Professor John A Myburgh AO, DSc, is Professor of Intensive Care Medicine, University of New South Wales; Director of the Division of Critical Care at the George Institute for Global Health and Senior Intensive Care Physician at the St George Hospital, Sydney.
He holds a National Health and Medical Research Council Level 3 Leadership Fellowship and an honorary Professorial appointment at the Monash University School of Public Health and Preventive Medicine.
He has an extensive research track record over 25 years and is regarded as a national and international expert in catecholamine neurophysiology and pharmacology, trials of clinical management of traumatic brain injury, fluid resuscitation and in the development and co-ordination of over 35 clinical trials in Intensive Care Medicine.
He has published over 250 refereed research publications, (including 12 papers in the New England Journal of Medicine) and 45 book chapters and monographs. His current h-index is 44, calculated from 244 publications in SCOPUS, yielding over 17000 citations, with a citation trajectory of 900 to 2300 citations per annum from 2010 to the present.
He has been a Chief Investigator on 16 Project Grants and 2 Enabling Grants; Associate Investigator on 5 Project Grants, 1 Centre of Research Excellence grant, awarded 2 Practitioner Fellowships and a Leadership Fellowships from the National Health and Medical Research Council for a total of over A$46M since 1998. In addition to 1 Medical Research Future Fund grant, 13 international, 25 institutional peer-reviewed grants and 5 unrestricted commercial grants, total cumulative research funding raised to the present is over A$85M.
He is a Foundation Member and Past-Chairman of the Australian and New Zealand Intensive Care Society Clinical Trials Group. He was instrumental in the establishment of the Australian and New Zealand Intensive Care Research Centre at the Monash University School of Public Health and Preventive Medicine.
In 2006, he was appointed to establish the Division of Critical Care and Trauma at the George Institute for Global Health and has developed programs of research including new opportunities for clinician-researchers that includes 14 PhD, post-doctoral and masters’ students and 10 Honorary positions.
He has delivered over 400 presentations at national and international scientific meetings since 1994, including over 50 plenary presentations at major scientific congresses.

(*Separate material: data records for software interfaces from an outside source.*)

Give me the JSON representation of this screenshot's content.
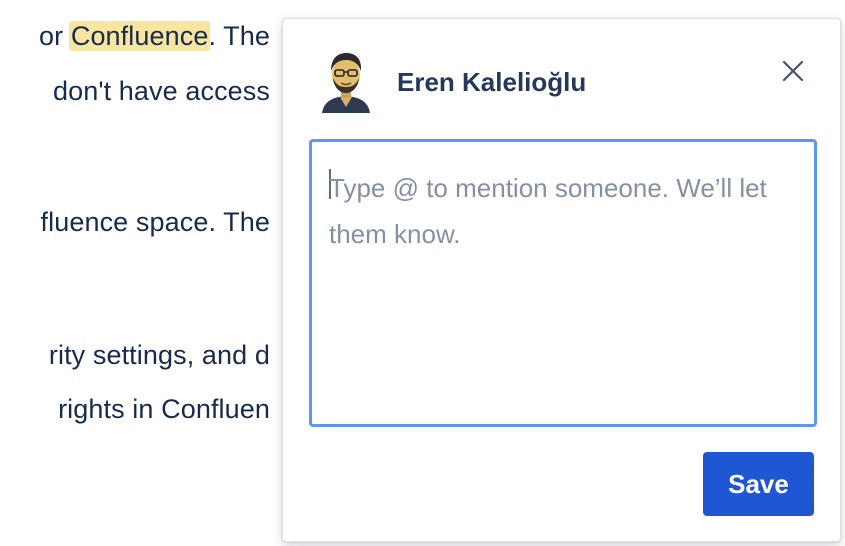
{
  "document": {
    "lines": [
      {
        "before": "or ",
        "highlight": "Confluence",
        "after": ". The"
      },
      {
        "text": "don't have access"
      },
      {
        "text": "fluence space. The"
      },
      {
        "text": "rity settings, and d"
      },
      {
        "text": "rights in Confluen"
      }
    ],
    "highlight_color": "#f8e6a0"
  },
  "comment_popup": {
    "author": "Eren Kalelioğlu",
    "avatar_icon": "user-avatar-icon",
    "close_icon": "close-icon",
    "editor": {
      "placeholder": "Type @ to mention someone. We’ll let them know.",
      "value": ""
    },
    "save_label": "Save",
    "colors": {
      "save_button": "#1f56d4",
      "editor_focus_border": "#5d97f0",
      "text": "#172b4d"
    }
  }
}
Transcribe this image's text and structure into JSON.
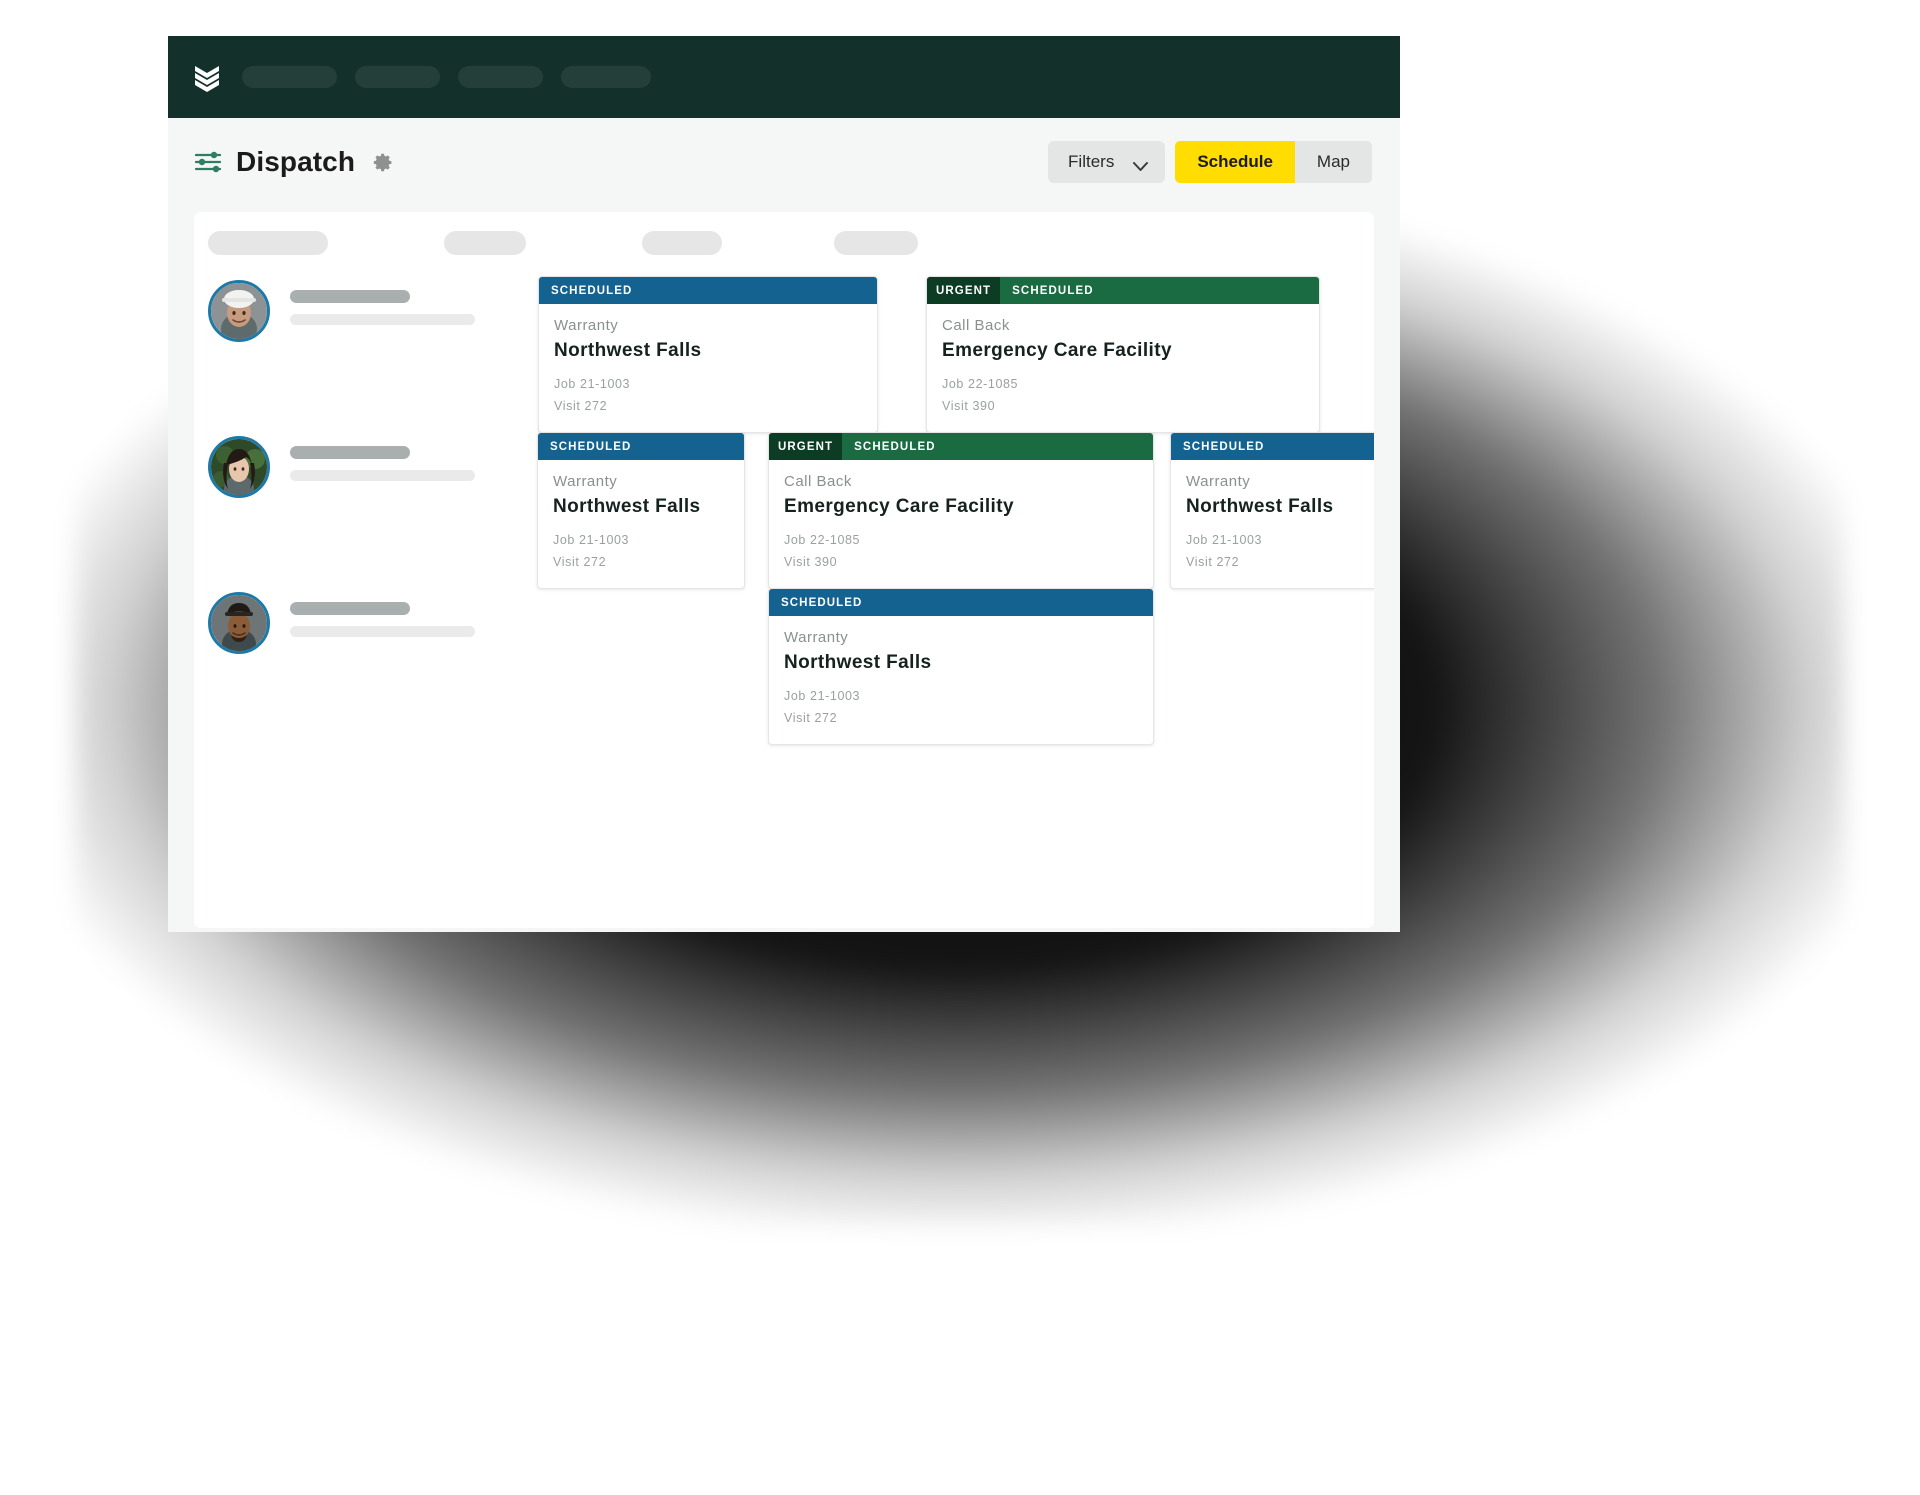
{
  "window": {
    "brand_logo_icon": "chevron-stack-logo",
    "nav_placeholder_count": 4,
    "nav_placeholder_widths": [
      95,
      85,
      85,
      90
    ]
  },
  "toolbar": {
    "sliders_icon": "sliders-icon",
    "title": "Dispatch",
    "gear_icon": "gear-icon",
    "filters_label": "Filters",
    "chevron_icon": "chevron-down-icon",
    "schedule_label": "Schedule",
    "map_label": "Map",
    "active_view": "Schedule",
    "accent_yellow": "#ffdd00",
    "brand_dark_green": "#14302a"
  },
  "board": {
    "header_pill_widths": [
      120,
      82,
      80,
      84
    ],
    "technicians": [
      {
        "avatar_icon": "avatar-technician-hardhat",
        "name_bar_width": 120,
        "sub_bar_width": 185
      },
      {
        "avatar_icon": "avatar-technician-woman",
        "name_bar_width": 120,
        "sub_bar_width": 185
      },
      {
        "avatar_icon": "avatar-technician-cap",
        "name_bar_width": 120,
        "sub_bar_width": 185
      }
    ],
    "jobs": [
      {
        "row": 0,
        "urgent": false,
        "urgent_label": "",
        "status_label": "SCHEDULED",
        "status_color": "#13628f",
        "job_type": "Warranty",
        "customer": "Northwest Falls",
        "job_number": "Job 21-1003",
        "visit_number": "Visit 272"
      },
      {
        "row": 0,
        "urgent": true,
        "urgent_label": "URGENT",
        "status_label": "SCHEDULED",
        "status_color": "#1a6b42",
        "job_type": "Call Back",
        "customer": "Emergency Care Facility",
        "job_number": "Job 22-1085",
        "visit_number": "Visit 390"
      },
      {
        "row": 1,
        "urgent": false,
        "urgent_label": "",
        "status_label": "SCHEDULED",
        "status_color": "#13628f",
        "job_type": "Warranty",
        "customer": "Northwest Falls",
        "job_number": "Job 21-1003",
        "visit_number": "Visit 272"
      },
      {
        "row": 1,
        "urgent": true,
        "urgent_label": "URGENT",
        "status_label": "SCHEDULED",
        "status_color": "#1a6b42",
        "job_type": "Call Back",
        "customer": "Emergency Care Facility",
        "job_number": "Job 22-1085",
        "visit_number": "Visit 390"
      },
      {
        "row": 1,
        "urgent": false,
        "urgent_label": "",
        "status_label": "SCHEDULED",
        "status_color": "#13628f",
        "job_type": "Warranty",
        "customer": "Northwest Falls",
        "job_number": "Job 21-1003",
        "visit_number": "Visit 272",
        "clipped": true
      },
      {
        "row": 2,
        "urgent": false,
        "urgent_label": "",
        "status_label": "SCHEDULED",
        "status_color": "#13628f",
        "job_type": "Warranty",
        "customer": "Northwest Falls",
        "job_number": "Job 21-1003",
        "visit_number": "Visit 272"
      }
    ]
  }
}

He has received five major awards for research including the International Sepsis Forum Award in 2007, two University of New South Wales Research Excellence awards in 2010 and 2013. He was listed on the Australian and New Zealand Intensive Care Society Honour Roll in 2013 and National Health and Medical Research Council Peer Review Honour Roll in 2015.
He is the immediate past Secretary-General for the World Federation of Societies of Intensive and Critical Care Medicine.
He has reviewed manuscripts for 26 national and international journals (including the New England Journal of Medicine and Lancet) and sits on 2 journal editorial boards. He has assessed grants for 12 funding agencies including the National Health and Medical Research Council, the Medical Research Council of the United Kingdom and the Canadian Institute for Health Research.
In addition to his research profile, he has made a substantive contribution to education in Intensive Care Medicine, both at undergraduate and postgraduate levels over the last 25 years. He was instrumental in establishing the College of Intensive Care Medicine, serving as a Fellowship examiner for twelve years, on the Board for ten years and as the first elected President from 2010-2012.
In the 2014 Queen’s Birthday honours, he was made an Officer of the Order of Australia (AO) for distinguished service to medicine as an intensive care medical practitioner, educator and researcher, and as an international innovator in patient management.
In 2015, he was made a Fellow of the Australian Academy of Health and Medical Science.
In 2017, he was awarded the College of Intensive Care Medicine Medal.
In 2019, he was awarded a Doctor of Science (DSc) from the Faculty of Medicine, UNSW